Some gifts are simply not ours to receive. In this beautiful story, David treated a spectacular gift as something belonging to the Lord, something too precious for him to consume. David’s act brings to mind the Lord’s command not to eat the life blood of an animal in Deuteronomy 12:23–25. There, God directs the people to pour out the blood of the animals they were slaughtering. The blood was poured on the ground to remind God’s people that all life comes from him (see also Lev 17:11–14).
All that we have—even our very lives—is God’s. This includes gifts from others. Even if the givers intended them for our well-being or enjoyment, we may be prompted by their very generosity to dedicate such things to God. To bring this abstract concept into focus, how would you respond in terms of your relationship to God if you were offered a life-giving kidney or a full scholarship to an institution you had longed to attend? How would your life’s direction be altered if a stranger were to pull you from the wreckage of a burning vehicle? Chances are that, far from refusing the gift, you would accept it gratefully—and then consecrate your life on a whole new level to God.
As preacher and author Oswald Chambers (1874–1917) makes clear below, when we grasp such gifts for ourselves, holding them tightly in clenched fists, we become closed, arrogant and useless. It is only when we deliberately choose to devote both the gifts and our selves (the persons we have become on the basis of these gifts) to God that we can become expansive, intimate, humble stewards.

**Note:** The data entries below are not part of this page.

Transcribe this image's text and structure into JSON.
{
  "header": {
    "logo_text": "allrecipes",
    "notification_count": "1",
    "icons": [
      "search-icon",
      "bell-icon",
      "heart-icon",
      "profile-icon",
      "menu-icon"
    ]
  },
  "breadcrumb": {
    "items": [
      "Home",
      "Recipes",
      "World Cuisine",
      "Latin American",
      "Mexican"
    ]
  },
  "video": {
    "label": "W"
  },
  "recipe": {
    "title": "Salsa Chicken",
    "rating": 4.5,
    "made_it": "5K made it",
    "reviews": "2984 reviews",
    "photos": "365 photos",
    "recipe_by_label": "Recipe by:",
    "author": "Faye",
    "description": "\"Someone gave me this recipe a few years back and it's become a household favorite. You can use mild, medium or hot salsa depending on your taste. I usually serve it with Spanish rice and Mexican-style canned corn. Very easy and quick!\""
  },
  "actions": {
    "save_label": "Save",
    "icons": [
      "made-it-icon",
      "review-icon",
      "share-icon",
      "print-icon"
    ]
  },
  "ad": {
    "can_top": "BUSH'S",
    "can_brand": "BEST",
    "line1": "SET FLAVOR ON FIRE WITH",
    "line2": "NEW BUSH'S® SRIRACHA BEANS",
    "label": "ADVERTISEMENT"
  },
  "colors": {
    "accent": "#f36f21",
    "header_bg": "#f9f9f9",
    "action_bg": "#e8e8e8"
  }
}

What has been like water from the well of Bethlehem to you recently? Love, friendship, spiritual blessing? Then at the peril of your soul, you take it to satisfy yourself. If you do, you cannot pour it out before the Lord. How am I to pour out spiritual gifts, or natural friendship or love? How can I give them to the Lord? In one way only—in the determination of my mind … If I hold spiritual blessings or friendships for myself, they will corrupt me, no matter how beautiful they are. I have to pour them out before the Lord, give them to him in my mind, though it looks as if I am wasting them; even as when David poured the water out on the sand, to be instantly sucked up.
There are certain acts of other people one could never accept if one did not know God, because it is not within human power to repay them, all we can do is to pour it out before the Lord. If I take such a line as—“Oh, I am so winsome they have to do this for me,” I have turned it into poison, and it cannot be consecrated to God. But immediately I say—“This is too great and worthy a thing for me, it is not for a human being at all, I must pour it out before the Lord,” then these things pour out in rivers of living water all around.
God and giver of all:
What can I give you, poor as I am?
If I were a shepherd, I would bring a lamb;
If I were a wise man, I would do my part;
Yet what I can I give you—Give my heart.